One of the tastiest Yong Tau Foo‘s in Kuala Lumpur, can be found under a shack, here in Puchong. I kid you not! It’s so addictive, it makes a person like me, drive for 1 hour, all the way from Petaling Jaya, just to sweat and eat beneath its zinc roof, out in the middle of this cowboy foreign land.
Introducing one of the healthier options in the hawker food arena because it features fresh vegetables and tofu.
Here on Jalan Puchong Batu 14, opposite of a Chinese school named Sekolah Jenis Kebangsaan Han Min, the Yong Tau Foo (YTF) is famous. Priced at RM1.10 per piece, this place is slightly more pricey than our favourite YTF place in Pudu but I think from the size and the quality of the YTF, it is justified. The amazing thing about restaurant is that they stuff the YTF fresh, just seconds before it is cooked and sent to the table. Here you see one of the ladies, prepping and stuffing someone’s order. There are many like her, droning on, and working at the speed of light, to accommodate the huge lunch orders coming their way. They work with expert hands and the YTF is prepared in no time at all.
Yong Tau Foo’s exact translation is stuffed beancurd, although you will see other items part from the beancurd, stuffed with fish paste or minced meat paste (Hakka-style). Pick the items you like including choice of noodles and have it served either dry-style with generous lashings of sweet sauce and chili, or some stalls offer a curry gravy option. Some folk like it with rice, but me, I just eat it as it is. More room in my stomach for the good stuff.
It’s hard to miss the jostling people elbowing their way in, to get a pick of the varied selection of food items including fish balls, crab sticks, bitter gourds, cuttlefish, lettuce, ladies fingers, as well as chilis, and various forms of fresh produce, seafood and meatballs.
Fan the flames of hunger
The stuffed items are then cooked briefly in boiling broth or fried up, and then served either in the broth as soup or with the broth in a separate bowl. Ah, now we are seconds away form eating .. and all these items are sent to the table and can either be eaten by itself, served with a bowl of steamed rice, or with the Chinese style flat noodles known as the Chee Cheong Fun.
Whatever way you choose to eat it, it will still be delicious
Yong Tau Foo with rice
Yong Tau Foo in soup
This place also served “chee pau kai” i.e. herbal chicken wrapped in wax paper, but we found this dish too sweet for our liking. Give this one a miss if you eat there.
My favourite items here are the brinjal and the fish maw , below.

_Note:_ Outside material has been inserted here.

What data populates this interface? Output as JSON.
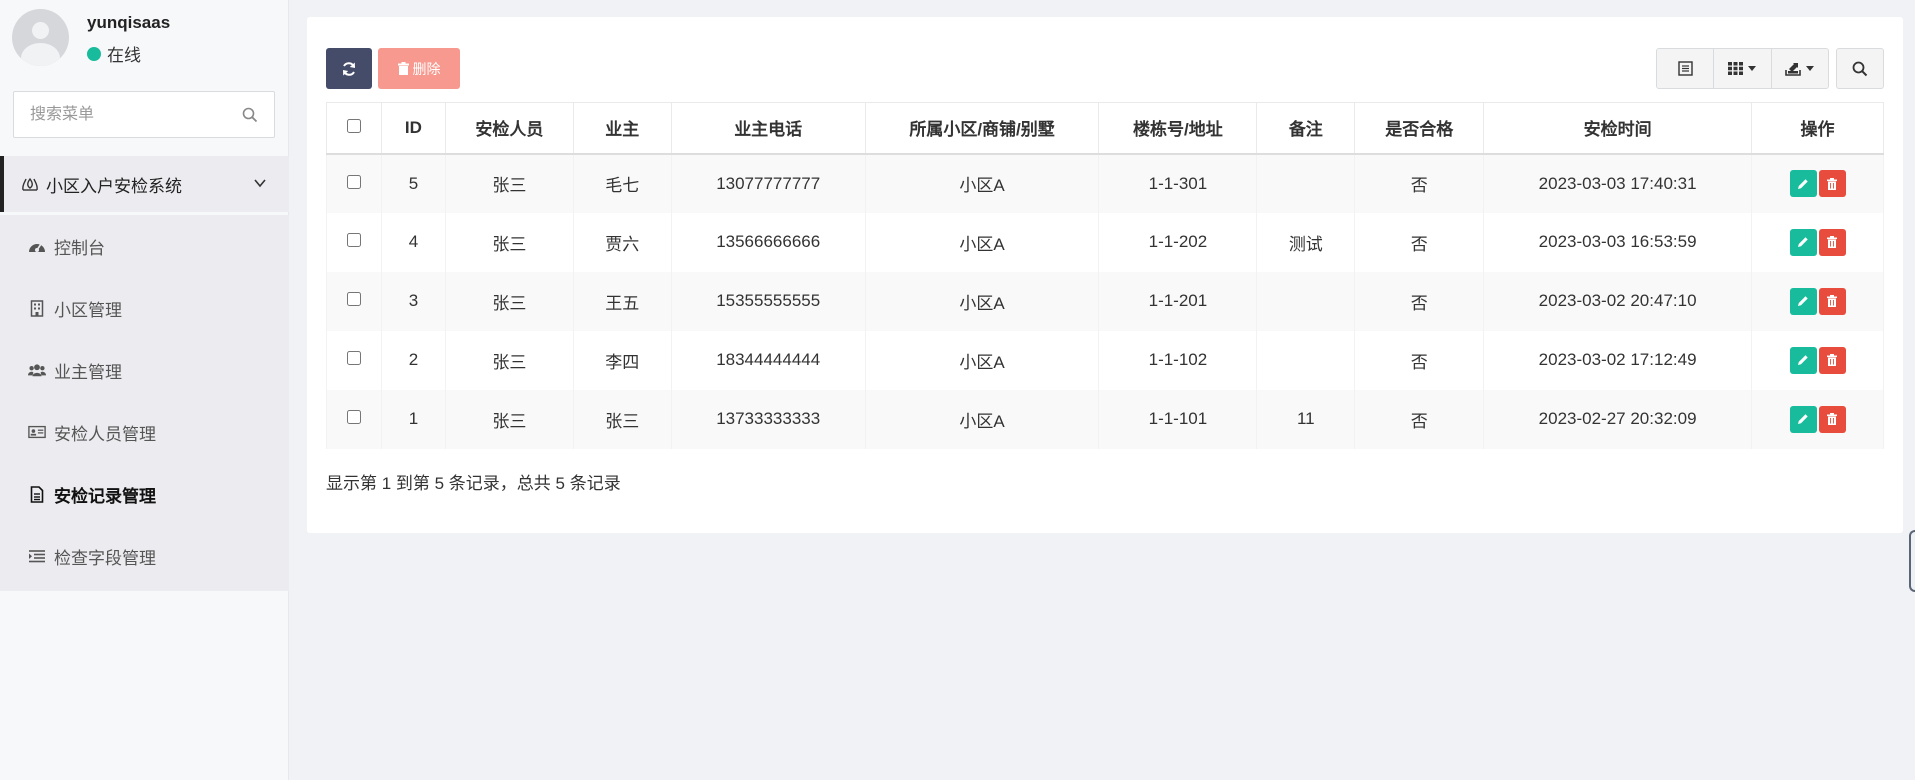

Simply put, fish maw is the dried gas bladder in larger fish. The Chinese usually do not consume the gas bladder as is. The gas bladders are usually dried out first, or deep fried. Fish maw is believed to be a rich source of collagen. It is especially good for women and pregnant women. What can I tell you.. It has no smell nor taste, just the texture of soft, chewy yet slippery tofu. Don’t roll your eyes.. it’s really good. Try it for yourselves one day when you come visit me in Malaysia. Trust me, it”s the least of the evils!Puchong Yong Tau Fu
Lot 105, Batu 14,
Kampung Baru Puchong,
Selangor, Malaysia. Opens 11 am – 930pm. Closed Mon. Google Maps